WHAT YOU WILL DO:
Anywhere the string "this" shows up in the listing below, copy the line it is in.

RECORDS FOR THE EXERCISE:
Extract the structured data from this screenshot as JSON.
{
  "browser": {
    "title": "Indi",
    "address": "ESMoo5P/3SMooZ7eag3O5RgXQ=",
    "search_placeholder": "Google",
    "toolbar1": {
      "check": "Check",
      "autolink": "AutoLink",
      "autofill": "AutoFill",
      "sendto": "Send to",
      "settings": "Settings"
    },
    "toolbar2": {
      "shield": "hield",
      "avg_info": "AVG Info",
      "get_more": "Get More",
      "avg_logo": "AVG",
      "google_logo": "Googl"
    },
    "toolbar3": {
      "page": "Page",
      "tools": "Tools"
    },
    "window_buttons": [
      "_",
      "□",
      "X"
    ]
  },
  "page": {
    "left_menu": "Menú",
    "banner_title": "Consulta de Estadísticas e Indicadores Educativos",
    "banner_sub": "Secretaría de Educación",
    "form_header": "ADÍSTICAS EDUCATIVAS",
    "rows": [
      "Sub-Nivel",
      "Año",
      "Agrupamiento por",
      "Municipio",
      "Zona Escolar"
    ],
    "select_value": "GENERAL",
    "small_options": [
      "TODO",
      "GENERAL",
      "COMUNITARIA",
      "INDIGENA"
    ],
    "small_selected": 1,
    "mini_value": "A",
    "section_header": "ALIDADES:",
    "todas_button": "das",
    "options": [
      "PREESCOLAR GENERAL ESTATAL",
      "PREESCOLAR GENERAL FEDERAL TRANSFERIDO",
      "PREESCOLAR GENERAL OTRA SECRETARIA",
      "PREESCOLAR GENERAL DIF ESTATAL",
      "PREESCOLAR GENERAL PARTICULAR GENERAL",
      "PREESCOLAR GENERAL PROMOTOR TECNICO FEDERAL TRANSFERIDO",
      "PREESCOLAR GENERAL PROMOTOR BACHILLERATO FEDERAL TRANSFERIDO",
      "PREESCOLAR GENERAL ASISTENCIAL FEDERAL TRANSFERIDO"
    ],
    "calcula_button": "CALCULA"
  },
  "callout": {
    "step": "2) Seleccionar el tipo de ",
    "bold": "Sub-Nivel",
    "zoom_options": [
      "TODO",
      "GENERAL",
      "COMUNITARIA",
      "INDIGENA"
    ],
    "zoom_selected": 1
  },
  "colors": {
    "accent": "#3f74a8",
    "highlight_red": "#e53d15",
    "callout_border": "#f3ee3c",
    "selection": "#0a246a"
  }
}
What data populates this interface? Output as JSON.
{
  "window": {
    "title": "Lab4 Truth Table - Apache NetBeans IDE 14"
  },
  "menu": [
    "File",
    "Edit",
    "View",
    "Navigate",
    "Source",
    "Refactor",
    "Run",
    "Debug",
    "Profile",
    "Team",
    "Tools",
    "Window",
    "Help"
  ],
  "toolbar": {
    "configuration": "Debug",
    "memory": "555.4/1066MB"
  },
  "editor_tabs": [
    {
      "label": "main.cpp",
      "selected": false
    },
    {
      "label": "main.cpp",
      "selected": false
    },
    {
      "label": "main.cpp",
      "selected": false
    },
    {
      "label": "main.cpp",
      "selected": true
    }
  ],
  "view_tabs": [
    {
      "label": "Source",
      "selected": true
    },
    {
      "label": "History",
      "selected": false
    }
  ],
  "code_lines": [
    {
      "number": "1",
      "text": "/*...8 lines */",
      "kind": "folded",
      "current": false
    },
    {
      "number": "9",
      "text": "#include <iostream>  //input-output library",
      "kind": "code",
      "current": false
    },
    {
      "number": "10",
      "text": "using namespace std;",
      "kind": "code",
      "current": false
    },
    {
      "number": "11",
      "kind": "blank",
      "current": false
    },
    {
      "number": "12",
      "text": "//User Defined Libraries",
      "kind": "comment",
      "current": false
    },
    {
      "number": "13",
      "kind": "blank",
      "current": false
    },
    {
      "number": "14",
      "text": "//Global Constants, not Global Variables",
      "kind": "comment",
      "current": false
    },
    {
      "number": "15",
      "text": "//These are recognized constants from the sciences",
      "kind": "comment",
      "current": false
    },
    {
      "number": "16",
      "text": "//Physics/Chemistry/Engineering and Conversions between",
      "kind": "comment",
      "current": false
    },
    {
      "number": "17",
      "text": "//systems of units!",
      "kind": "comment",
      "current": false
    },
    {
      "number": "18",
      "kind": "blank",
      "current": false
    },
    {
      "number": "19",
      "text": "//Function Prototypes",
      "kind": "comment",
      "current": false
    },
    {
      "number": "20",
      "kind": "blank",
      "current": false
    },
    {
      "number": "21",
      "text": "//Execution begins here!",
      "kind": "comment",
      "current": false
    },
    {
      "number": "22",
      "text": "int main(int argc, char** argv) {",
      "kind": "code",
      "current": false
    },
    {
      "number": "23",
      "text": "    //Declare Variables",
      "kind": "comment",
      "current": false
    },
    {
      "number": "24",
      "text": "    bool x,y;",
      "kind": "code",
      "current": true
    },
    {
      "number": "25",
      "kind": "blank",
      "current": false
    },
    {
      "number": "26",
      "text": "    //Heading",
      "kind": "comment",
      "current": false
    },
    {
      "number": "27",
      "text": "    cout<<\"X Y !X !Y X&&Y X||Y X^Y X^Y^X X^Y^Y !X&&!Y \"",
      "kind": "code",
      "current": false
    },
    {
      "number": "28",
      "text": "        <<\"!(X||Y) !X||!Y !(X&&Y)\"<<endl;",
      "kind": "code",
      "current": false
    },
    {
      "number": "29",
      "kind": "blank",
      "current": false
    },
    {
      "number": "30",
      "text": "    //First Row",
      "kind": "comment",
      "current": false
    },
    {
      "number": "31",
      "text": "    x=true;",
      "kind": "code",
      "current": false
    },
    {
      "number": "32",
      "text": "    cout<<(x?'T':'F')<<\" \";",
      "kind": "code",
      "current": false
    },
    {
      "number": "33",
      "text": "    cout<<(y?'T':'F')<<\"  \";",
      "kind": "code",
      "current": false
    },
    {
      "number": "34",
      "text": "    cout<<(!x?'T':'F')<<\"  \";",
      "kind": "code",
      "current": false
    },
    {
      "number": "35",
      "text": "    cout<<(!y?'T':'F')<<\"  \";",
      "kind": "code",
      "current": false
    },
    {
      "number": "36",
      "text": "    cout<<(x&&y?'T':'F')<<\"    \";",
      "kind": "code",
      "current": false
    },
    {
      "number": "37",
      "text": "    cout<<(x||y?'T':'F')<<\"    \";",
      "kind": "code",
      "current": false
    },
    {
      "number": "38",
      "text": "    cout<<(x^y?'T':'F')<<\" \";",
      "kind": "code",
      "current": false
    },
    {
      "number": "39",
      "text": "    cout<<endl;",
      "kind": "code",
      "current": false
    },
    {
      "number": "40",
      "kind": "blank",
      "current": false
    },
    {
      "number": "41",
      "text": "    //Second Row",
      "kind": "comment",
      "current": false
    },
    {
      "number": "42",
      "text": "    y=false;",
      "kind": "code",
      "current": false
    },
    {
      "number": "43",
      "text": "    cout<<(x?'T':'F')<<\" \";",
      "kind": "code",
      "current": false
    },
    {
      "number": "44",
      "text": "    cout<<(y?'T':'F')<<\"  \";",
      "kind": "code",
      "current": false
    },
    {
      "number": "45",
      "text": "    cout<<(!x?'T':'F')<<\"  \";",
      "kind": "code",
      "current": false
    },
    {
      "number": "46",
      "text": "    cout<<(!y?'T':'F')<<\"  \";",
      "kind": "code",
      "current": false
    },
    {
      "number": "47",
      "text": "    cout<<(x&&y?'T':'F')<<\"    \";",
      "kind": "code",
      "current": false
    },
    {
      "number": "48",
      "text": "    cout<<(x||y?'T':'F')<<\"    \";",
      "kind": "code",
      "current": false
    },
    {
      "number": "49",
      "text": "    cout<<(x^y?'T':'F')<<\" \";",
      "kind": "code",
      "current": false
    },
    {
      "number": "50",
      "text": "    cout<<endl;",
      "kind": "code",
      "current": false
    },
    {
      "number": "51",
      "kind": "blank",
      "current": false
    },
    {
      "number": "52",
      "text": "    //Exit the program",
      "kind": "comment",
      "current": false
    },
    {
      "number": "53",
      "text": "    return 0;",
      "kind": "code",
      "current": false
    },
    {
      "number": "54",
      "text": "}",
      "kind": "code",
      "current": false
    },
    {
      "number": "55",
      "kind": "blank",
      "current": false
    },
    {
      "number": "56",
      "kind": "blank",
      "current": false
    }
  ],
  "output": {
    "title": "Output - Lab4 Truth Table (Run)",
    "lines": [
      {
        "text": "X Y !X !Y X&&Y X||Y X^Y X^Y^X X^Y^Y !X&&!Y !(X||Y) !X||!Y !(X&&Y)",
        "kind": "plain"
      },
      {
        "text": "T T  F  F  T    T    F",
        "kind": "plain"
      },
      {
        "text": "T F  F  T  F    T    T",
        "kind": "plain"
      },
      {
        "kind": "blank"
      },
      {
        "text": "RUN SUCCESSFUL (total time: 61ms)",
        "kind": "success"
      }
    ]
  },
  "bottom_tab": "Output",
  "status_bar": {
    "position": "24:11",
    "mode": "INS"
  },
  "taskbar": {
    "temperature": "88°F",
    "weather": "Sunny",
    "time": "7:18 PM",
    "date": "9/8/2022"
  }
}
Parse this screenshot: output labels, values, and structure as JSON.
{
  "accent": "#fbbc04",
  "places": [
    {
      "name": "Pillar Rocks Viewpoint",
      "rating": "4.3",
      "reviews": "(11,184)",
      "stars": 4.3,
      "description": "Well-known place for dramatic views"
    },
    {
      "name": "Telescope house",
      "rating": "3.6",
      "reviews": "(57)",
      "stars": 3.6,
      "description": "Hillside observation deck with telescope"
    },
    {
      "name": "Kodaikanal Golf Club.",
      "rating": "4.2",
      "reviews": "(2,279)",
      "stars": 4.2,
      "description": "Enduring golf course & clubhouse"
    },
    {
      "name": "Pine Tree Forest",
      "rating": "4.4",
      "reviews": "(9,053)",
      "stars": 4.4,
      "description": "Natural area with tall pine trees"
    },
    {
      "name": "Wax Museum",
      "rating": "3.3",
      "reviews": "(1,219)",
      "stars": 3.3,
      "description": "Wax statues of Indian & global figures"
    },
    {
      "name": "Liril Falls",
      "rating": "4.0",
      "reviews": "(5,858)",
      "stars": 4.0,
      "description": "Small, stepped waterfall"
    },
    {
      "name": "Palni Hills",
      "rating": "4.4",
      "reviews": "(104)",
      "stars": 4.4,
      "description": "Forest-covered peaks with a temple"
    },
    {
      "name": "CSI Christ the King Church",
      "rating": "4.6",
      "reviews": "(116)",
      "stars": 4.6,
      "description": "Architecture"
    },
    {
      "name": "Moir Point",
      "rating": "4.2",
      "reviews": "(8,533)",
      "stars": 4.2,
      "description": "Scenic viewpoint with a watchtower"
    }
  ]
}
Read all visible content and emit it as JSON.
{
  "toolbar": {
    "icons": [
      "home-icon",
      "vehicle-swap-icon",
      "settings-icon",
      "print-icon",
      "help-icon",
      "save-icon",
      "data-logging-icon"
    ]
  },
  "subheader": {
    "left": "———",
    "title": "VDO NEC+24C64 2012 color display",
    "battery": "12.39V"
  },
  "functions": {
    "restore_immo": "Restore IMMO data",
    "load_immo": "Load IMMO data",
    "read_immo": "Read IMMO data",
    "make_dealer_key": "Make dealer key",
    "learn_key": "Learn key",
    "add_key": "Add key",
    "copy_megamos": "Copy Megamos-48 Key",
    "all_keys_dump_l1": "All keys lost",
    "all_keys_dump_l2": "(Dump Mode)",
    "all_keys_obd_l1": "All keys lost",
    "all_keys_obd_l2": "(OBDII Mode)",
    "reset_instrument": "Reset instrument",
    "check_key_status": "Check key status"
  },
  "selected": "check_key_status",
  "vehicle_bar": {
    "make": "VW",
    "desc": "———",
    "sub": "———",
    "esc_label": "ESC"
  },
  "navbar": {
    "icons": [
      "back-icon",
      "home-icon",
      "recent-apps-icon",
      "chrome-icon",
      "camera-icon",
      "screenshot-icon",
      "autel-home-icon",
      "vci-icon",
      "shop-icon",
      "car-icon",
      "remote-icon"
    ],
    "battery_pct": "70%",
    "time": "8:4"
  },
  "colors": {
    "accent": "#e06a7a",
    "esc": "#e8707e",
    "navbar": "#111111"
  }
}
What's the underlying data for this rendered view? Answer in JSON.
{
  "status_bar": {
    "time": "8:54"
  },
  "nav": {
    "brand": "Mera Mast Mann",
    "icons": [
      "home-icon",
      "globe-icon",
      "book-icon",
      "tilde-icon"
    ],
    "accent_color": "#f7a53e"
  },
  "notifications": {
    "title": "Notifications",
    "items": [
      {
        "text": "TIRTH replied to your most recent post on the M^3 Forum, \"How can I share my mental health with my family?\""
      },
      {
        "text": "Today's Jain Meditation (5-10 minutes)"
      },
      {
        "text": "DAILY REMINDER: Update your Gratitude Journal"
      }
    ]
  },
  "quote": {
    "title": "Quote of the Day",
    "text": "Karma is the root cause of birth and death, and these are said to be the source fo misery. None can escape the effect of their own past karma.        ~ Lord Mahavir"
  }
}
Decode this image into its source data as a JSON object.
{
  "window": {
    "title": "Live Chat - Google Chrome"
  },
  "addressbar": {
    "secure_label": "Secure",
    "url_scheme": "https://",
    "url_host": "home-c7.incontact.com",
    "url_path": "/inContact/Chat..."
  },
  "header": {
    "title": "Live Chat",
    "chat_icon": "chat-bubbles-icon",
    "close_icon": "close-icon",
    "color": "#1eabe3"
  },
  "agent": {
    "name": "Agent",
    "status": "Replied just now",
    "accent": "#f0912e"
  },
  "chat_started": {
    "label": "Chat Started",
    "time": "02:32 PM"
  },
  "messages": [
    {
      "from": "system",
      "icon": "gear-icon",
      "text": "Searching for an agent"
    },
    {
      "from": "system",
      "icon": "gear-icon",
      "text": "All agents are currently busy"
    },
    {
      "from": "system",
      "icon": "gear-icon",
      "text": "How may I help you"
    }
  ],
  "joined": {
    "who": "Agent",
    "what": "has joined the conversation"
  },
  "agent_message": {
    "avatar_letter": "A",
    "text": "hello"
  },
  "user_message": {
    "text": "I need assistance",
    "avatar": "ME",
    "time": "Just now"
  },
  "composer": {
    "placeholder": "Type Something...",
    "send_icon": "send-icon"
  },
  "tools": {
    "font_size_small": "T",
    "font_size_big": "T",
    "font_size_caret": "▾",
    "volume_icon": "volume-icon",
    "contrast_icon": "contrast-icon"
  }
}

RESPONSE BELOW:
Extract the structured data from this screenshot as JSON.
What data populates this interface? Output as JSON.
Parse this screenshot: output labels, values, and structure as JSON.
What's the underlying data for this rendered view? Answer in JSON.
Decode this image into its source data as a JSON object.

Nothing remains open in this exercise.